▶ **Task goal**:
How many lines in these entries contain the string "Voice"? Reply with the number alone.

The data section start

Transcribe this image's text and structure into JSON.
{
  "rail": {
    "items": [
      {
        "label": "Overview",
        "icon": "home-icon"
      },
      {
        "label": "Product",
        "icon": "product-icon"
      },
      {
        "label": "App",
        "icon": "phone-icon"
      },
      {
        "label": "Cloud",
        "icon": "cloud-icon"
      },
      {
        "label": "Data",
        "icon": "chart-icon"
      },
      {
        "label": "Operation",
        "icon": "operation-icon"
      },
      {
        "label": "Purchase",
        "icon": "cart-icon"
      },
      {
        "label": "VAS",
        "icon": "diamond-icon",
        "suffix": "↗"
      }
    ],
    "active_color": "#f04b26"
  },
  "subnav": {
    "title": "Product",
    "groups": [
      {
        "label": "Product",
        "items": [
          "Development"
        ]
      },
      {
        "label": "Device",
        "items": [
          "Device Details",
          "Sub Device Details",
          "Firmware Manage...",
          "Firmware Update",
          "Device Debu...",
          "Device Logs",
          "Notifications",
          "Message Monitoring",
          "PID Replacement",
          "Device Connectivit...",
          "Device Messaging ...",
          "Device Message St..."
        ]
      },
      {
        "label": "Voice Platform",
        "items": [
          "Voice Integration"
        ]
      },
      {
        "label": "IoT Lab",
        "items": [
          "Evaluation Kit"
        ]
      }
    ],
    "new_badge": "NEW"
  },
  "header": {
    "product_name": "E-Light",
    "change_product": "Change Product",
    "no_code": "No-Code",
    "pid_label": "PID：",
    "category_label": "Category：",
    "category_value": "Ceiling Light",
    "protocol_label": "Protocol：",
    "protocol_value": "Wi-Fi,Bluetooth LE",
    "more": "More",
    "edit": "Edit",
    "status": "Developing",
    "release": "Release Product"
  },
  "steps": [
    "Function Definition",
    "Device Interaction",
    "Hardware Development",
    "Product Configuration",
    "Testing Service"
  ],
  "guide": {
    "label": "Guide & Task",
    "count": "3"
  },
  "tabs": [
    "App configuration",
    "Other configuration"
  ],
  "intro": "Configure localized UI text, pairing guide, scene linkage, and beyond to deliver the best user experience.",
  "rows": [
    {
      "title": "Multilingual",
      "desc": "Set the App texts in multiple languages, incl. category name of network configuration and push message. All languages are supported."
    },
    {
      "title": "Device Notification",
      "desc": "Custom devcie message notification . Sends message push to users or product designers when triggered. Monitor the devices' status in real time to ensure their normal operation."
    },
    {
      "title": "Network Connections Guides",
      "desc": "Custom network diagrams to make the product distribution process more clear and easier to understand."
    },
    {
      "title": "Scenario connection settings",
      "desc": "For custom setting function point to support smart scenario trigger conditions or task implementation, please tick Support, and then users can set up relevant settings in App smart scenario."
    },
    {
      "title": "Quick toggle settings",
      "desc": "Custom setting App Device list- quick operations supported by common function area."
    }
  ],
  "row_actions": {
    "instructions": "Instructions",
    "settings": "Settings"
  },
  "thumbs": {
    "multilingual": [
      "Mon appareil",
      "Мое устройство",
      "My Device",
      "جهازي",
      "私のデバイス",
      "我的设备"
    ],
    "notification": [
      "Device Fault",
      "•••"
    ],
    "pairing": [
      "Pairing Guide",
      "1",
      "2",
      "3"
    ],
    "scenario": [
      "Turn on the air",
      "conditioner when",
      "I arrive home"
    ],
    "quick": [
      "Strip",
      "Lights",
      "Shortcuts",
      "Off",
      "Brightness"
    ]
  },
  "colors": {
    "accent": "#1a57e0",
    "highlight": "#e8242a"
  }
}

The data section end

▶ **Solution to this problem**:
2